Waste management trends and the role hydraulics play

The waste management and disposal industry has always had an important role to play in protecting our environment from pollution and contamination. From collecting rubbish to incinerate or dispose of in landfill, to safely containing hazardous waste, through to composting and recycling, businesses within the industry provide a wide selection of services to keep our environment clean.

One of the most significant milestones has been the shift from traditional waste disposal to a holistic approach that includes reduction, recycling, recovery, and responsible disposal. In recent decades, attitudes toward sustainability and a circular economy have evolved, with people and businesses alike making conscious efforts to change the way they dispose of waste. This has been supported by multiple acts of legislation (e.g., UK Waste Regulation 2015) implemented by the government to improve waste management. More recently, the government introduced a waste management plan which sets out its vision to minimise waste and re-use materials.

With a myriad of complexities surrounding the handling of waste and pressure mounting on the industry to drive positive change, industry leaders come together each year at The Resource & Management Expo (RWM) to discuss critical issues and learn about innovative solutions.

Five trends that have caught our attention

In recognition of the RWM, we take a look at the top trends happening in waste management and how hydraulics can support this.

  1. Recycling and resource recovery

Recycling programmes have become more widespread and sophisticated, allowing for the recovery and reuse of materials like paper, plastics, glass, and metals. Thanks to advances in recycling technology, the processing of recyclables is becoming more efficient and cost effective.

Hydraulics are involved in various aspects of waste recycling, helping to automate and optimise movement as well as the sorting and processing of materials. Conveyor systems transport materials, whilst hydraulic pumps and cylinders are used to control the movement of belts, hoppers, and chutes enabling precise material placement and sorting. Other popular uses of hydraulics include bailors to compress and compact materials; sheers and shredders to break down large items; and compactor ejectors to push compact waste out of a container.

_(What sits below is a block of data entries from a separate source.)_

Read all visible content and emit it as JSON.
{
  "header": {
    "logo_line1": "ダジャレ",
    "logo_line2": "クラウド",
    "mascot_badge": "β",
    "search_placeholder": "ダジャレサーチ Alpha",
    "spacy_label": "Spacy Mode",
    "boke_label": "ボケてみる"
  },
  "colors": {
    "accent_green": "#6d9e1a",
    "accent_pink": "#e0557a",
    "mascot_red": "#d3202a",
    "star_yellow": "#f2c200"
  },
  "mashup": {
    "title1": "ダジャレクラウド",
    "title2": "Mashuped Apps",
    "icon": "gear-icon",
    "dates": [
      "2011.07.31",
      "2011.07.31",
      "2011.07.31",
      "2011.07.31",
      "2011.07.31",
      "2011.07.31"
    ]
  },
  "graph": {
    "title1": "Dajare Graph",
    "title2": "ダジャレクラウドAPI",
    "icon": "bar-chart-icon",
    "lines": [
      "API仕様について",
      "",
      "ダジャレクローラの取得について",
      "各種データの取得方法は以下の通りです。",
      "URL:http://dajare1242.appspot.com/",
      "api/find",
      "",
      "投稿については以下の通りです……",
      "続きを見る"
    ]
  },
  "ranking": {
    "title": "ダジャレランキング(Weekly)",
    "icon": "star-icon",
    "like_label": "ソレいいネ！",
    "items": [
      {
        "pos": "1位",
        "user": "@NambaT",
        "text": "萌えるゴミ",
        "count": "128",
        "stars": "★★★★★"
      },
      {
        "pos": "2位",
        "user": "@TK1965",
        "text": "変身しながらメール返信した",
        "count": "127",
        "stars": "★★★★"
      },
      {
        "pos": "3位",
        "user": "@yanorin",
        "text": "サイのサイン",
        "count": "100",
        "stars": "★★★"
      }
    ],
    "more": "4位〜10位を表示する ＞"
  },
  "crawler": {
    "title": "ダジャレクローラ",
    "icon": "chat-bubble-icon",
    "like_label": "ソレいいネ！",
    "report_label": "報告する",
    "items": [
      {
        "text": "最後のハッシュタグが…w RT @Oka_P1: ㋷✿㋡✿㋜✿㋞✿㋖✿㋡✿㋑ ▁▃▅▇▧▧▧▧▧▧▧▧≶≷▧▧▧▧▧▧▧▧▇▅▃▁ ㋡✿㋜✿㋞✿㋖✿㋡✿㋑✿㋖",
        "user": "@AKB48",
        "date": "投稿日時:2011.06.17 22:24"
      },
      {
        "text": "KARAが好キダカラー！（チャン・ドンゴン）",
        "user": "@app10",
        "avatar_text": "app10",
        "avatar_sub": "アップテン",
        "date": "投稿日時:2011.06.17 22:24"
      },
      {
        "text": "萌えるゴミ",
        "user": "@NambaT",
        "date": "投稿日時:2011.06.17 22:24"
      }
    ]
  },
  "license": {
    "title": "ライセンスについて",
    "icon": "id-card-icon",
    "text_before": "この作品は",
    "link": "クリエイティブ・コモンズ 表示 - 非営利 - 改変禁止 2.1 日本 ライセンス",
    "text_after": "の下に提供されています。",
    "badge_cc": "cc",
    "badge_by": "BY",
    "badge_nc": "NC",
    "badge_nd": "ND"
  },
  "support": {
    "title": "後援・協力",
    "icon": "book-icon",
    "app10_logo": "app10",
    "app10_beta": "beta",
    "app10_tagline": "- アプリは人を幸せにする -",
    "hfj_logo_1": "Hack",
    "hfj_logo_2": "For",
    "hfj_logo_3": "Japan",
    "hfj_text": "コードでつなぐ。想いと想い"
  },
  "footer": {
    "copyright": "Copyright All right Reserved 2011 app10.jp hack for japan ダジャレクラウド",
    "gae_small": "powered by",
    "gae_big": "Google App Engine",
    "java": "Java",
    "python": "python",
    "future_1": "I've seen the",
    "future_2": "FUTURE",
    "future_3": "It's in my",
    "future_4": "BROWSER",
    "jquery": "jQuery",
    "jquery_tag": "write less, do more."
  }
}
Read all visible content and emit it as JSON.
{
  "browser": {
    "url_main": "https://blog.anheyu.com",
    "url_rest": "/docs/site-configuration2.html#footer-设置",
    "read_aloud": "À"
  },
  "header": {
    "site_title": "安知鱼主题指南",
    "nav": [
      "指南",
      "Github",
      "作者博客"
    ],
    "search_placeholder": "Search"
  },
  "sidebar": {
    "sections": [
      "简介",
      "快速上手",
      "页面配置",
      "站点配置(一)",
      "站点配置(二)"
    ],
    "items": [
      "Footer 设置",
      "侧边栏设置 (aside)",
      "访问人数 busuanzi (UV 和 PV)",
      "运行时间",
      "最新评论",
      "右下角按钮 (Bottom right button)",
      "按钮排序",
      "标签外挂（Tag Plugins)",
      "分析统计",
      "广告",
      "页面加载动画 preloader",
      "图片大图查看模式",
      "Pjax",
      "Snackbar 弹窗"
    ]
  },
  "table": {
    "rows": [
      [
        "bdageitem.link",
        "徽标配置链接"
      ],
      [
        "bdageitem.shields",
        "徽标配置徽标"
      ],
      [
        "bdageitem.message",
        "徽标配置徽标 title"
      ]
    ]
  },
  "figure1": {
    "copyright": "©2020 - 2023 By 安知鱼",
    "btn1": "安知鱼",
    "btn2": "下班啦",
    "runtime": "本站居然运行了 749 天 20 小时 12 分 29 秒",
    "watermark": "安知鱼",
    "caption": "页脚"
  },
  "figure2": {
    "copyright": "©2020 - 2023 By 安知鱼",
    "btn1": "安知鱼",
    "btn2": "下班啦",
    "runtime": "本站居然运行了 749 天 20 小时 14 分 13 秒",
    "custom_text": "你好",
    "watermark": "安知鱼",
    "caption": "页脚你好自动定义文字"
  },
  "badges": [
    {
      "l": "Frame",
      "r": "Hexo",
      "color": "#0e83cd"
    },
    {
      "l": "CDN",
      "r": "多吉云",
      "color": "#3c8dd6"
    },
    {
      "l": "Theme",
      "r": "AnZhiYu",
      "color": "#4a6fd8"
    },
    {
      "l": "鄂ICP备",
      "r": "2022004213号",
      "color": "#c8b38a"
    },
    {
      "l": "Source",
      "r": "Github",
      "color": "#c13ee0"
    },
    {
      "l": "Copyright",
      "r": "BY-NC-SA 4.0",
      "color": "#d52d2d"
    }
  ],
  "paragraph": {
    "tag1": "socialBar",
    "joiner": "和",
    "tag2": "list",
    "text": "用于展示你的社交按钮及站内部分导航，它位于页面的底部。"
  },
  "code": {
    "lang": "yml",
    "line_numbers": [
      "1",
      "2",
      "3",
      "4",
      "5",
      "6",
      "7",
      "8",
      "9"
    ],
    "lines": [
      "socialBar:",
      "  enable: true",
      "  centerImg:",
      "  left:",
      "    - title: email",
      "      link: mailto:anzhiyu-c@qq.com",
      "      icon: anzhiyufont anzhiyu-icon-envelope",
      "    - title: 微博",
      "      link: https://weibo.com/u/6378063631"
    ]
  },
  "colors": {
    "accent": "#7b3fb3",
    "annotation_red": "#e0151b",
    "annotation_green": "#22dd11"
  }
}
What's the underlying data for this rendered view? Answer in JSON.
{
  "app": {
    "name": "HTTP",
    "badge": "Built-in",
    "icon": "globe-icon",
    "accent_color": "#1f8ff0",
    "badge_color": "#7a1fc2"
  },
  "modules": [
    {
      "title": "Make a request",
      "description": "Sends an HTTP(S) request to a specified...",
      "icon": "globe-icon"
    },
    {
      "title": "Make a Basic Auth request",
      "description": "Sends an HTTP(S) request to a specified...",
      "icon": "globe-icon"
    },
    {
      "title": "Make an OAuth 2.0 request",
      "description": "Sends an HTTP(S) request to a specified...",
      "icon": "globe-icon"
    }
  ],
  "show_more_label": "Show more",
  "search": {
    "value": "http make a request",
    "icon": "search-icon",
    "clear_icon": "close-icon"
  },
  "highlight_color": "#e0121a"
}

  1. Hazardous waste management

Stricter regulations and improved handling methods have been implemented for hazardous waste (e.g., chemicals, brake fluids, pesticides etc.), which ensures safer disposal and minimises environmental risks. In the UK, for example, as part of a duty of care, you might need a licence or permit if you are a producer, carrier, or consignee.

To facilitate safe and efficient handling, containment and disposal of hazardous waste, hydraulics are used in several ways. Examples include drum handlers and lifters to lift, tilt, and transport drums containing waste; pumps are used to transfer liquids to storage containers; and in emergency situations, hydraulics systems can also be used to control and manage hazardous spills.

  1. Composting

Composting has gained popularity as a means to divert organic waste from landfills, reduce methane emissions and produce valuable compost for soil enrichment.

You will find many types of hydraulic systems in composting from the aeration systems used to facilitate the decomposition of materials, to the turning equipment used to flip and mix the compost effectively as well as conveyor systems to transport compost in and out of the facility.

  1. Waste-to-energy

The development of waste to energy technologies has allowed for the conversion of non-recyclable waste into electricity or heat, reducing landfill, and providing a source of renewable energy.

Hydraulics play a vital role within a waste-to-energy (WtE) plant, supporting a wide array of processes. Aside from the common systems you will usually find at a disposal facility such as conveyors and lifts, specialised equipment includes waste feed systems which control the rate at which waste is introduced into the combustion chamber; emission control systems such as electrostatic precipitators and scrubbers; and in some scenarios, they are used to control steam turbines and generator units to ensure efficient energy production.

  1. Digitalisation and data analytics

Waste management has benefitted from digital technologies and data analytics, enabling more efficient collection routes, better waste tracking and improved overall management.

A hydraulic specialist can support the management of hydraulic equipment by storing information on the hydraulic hoses used, monitoring their usage, and log data related to replacements and callouts. This will support preventive maintenance as technicians will be able to keep hydraulic equipment working in optimum condition. At Pirtek, this is offered as part of our Total Hose Management package.

Supporting the waste management industry

We’re proud that waste management companies including Veolia, European Metal Recycling Limited (EMR), and Amgen, trust us to deliver a range of emergency, planned and predictive maintenance to keep their hydraulics working smoothly. With machinery in constant operation, our industry trained technicians ensure downtime is minimised and work closely with our customers to take a smarter and safer approach to the management of hydraulic hoses.

Interested in learning more about how we can support your business to keep its hydraulics working in optimum condition? Head over to our service page: